Exercise prompt: Copy each entry exactly, leaving nothing out.

Dataset excerpts

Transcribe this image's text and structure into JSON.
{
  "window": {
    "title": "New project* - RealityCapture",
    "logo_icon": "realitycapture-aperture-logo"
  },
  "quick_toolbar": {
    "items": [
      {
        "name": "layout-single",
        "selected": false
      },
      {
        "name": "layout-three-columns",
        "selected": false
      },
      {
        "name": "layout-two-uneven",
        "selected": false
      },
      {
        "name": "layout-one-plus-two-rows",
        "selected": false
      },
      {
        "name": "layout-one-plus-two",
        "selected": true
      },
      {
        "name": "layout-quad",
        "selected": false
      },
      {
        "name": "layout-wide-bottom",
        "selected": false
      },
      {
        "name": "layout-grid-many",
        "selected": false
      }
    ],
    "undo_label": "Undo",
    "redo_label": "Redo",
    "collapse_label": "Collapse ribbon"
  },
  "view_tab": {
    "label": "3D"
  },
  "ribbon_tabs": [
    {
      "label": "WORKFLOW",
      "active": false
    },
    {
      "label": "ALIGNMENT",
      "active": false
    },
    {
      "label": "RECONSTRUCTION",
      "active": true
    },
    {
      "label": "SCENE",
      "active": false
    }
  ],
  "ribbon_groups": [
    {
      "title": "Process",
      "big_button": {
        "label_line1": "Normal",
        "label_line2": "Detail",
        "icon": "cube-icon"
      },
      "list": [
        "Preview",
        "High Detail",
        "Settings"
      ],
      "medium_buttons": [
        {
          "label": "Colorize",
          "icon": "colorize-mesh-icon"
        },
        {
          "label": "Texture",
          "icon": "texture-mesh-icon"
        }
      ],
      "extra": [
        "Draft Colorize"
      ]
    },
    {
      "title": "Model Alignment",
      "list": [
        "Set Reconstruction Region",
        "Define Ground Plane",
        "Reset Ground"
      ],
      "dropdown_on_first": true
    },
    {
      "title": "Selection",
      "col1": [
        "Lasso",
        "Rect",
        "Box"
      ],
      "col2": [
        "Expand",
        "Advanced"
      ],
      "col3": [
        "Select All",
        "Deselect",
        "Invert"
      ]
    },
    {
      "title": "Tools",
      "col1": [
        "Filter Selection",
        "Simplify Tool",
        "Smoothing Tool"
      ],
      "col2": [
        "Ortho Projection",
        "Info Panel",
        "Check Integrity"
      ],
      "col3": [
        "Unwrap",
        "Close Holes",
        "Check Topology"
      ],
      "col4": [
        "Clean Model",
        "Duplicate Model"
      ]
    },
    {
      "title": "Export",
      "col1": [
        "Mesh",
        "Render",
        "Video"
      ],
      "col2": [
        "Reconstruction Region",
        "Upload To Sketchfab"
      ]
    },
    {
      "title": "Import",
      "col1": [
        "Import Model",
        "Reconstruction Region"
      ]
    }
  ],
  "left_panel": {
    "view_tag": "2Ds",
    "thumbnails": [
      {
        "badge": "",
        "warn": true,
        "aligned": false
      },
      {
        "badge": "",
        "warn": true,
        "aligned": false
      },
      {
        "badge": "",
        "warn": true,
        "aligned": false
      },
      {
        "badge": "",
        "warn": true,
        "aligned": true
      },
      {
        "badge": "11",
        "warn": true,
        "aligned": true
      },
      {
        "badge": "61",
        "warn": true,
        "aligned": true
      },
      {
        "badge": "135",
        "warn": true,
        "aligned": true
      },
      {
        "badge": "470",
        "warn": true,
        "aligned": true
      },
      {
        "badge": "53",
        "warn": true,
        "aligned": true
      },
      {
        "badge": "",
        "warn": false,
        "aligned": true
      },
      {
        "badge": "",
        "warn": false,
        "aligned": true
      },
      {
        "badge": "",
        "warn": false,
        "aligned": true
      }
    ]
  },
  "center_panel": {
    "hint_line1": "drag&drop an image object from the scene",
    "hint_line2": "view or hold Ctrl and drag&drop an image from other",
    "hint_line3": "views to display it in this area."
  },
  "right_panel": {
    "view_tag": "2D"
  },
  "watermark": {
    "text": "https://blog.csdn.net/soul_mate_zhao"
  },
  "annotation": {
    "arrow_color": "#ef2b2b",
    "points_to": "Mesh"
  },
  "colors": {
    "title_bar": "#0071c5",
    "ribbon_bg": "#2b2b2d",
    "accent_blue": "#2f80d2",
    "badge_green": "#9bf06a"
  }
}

Answer section:
Transcribe this image's text and structure into JSON.
{
  "window": {
    "title": "New project* - RealityCapture",
    "logo_icon": "realitycapture-aperture-logo"
  },
  "quick_toolbar": {
    "items": [
      {
        "name": "layout-single",
        "selected": false
      },
      {
        "name": "layout-three-columns",
        "selected": false
      },
      {
        "name": "layout-two-uneven",
        "selected": false
      },
      {
        "name": "layout-one-plus-two-rows",
        "selected": false
      },
      {
        "name": "layout-one-plus-two",
        "selected": true
      },
      {
        "name": "layout-quad",
        "selected": false
      },
      {
        "name": "layout-wide-bottom",
        "selected": false
      },
      {
        "name": "layout-grid-many",
        "selected": false
      }
    ],
    "undo_label": "Undo",
    "redo_label": "Redo",
    "collapse_label": "Collapse ribbon"
  },
  "view_tab": {
    "label": "3D"
  },
  "ribbon_tabs": [
    {
      "label": "WORKFLOW",
      "active": false
    },
    {
      "label": "ALIGNMENT",
      "active": false
    },
    {
      "label": "RECONSTRUCTION",
      "active": true
    },
    {
      "label": "SCENE",
      "active": false
    }
  ],
  "ribbon_groups": [
    {
      "title": "Process",
      "big_button": {
        "label_line1": "Normal",
        "label_line2": "Detail",
        "icon": "cube-icon"
      },
      "list": [
        "Preview",
        "High Detail",
        "Settings"
      ],
      "medium_buttons": [
        {
          "label": "Colorize",
          "icon": "colorize-mesh-icon"
        },
        {
          "label": "Texture",
          "icon": "texture-mesh-icon"
        }
      ],
      "extra": [
        "Draft Colorize"
      ]
    },
    {
      "title": "Model Alignment",
      "list": [
        "Set Reconstruction Region",
        "Define Ground Plane",
        "Reset Ground"
      ],
      "dropdown_on_first": true
    },
    {
      "title": "Selection",
      "col1": [
        "Lasso",
        "Rect",
        "Box"
      ],
      "col2": [
        "Expand",
        "Advanced"
      ],
      "col3": [
        "Select All",
        "Deselect",
        "Invert"
      ]
    },
    {
      "title": "Tools",
      "col1": [
        "Filter Selection",
        "Simplify Tool",
        "Smoothing Tool"
      ],
      "col2": [
        "Ortho Projection",
        "Info Panel",
        "Check Integrity"
      ],
      "col3": [
        "Unwrap",
        "Close Holes",
        "Check Topology"
      ],
      "col4": [
        "Clean Model",
        "Duplicate Model"
      ]
    },
    {
      "title": "Export",
      "col1": [
        "Mesh",
        "Render",
        "Video"
      ],
      "col2": [
        "Reconstruction Region",
        "Upload To Sketchfab"
      ]
    },
    {
      "title": "Import",
      "col1": [
        "Import Model",
        "Reconstruction Region"
      ]
    }
  ],
  "left_panel": {
    "view_tag": "2Ds",
    "thumbnails": [
      {
        "badge": "",
        "warn": true,
        "aligned": false
      },
      {
        "badge": "",
        "warn": true,
        "aligned": false
      },
      {
        "badge": "",
        "warn": true,
        "aligned": false
      },
      {
        "badge": "",
        "warn": true,
        "aligned": true
      },
      {
        "badge": "11",
        "warn": true,
        "aligned": true
      },
      {
        "badge": "61",
        "warn": true,
        "aligned": true
      },
      {
        "badge": "135",
        "warn": true,
        "aligned": true
      },
      {
        "badge": "470",
        "warn": true,
        "aligned": true
      },
      {
        "badge": "53",
        "warn": true,
        "aligned": true
      },
      {
        "badge": "",
        "warn": false,
        "aligned": true
      },
      {
        "badge": "",
        "warn": false,
        "aligned": true
      },
      {
        "badge": "",
        "warn": false,
        "aligned": true
      }
    ]
  },
  "center_panel": {
    "hint_line1": "drag&drop an image object from the scene",
    "hint_line2": "view or hold Ctrl and drag&drop an image from other",
    "hint_line3": "views to display it in this area."
  },
  "right_panel": {
    "view_tag": "2D"
  },
  "watermark": {
    "text": "https://blog.csdn.net/soul_mate_zhao"
  },
  "annotation": {
    "arrow_color": "#ef2b2b",
    "points_to": "Mesh"
  },
  "colors": {
    "title_bar": "#0071c5",
    "ribbon_bg": "#2b2b2d",
    "accent_blue": "#2f80d2",
    "badge_green": "#9bf06a"
  }
}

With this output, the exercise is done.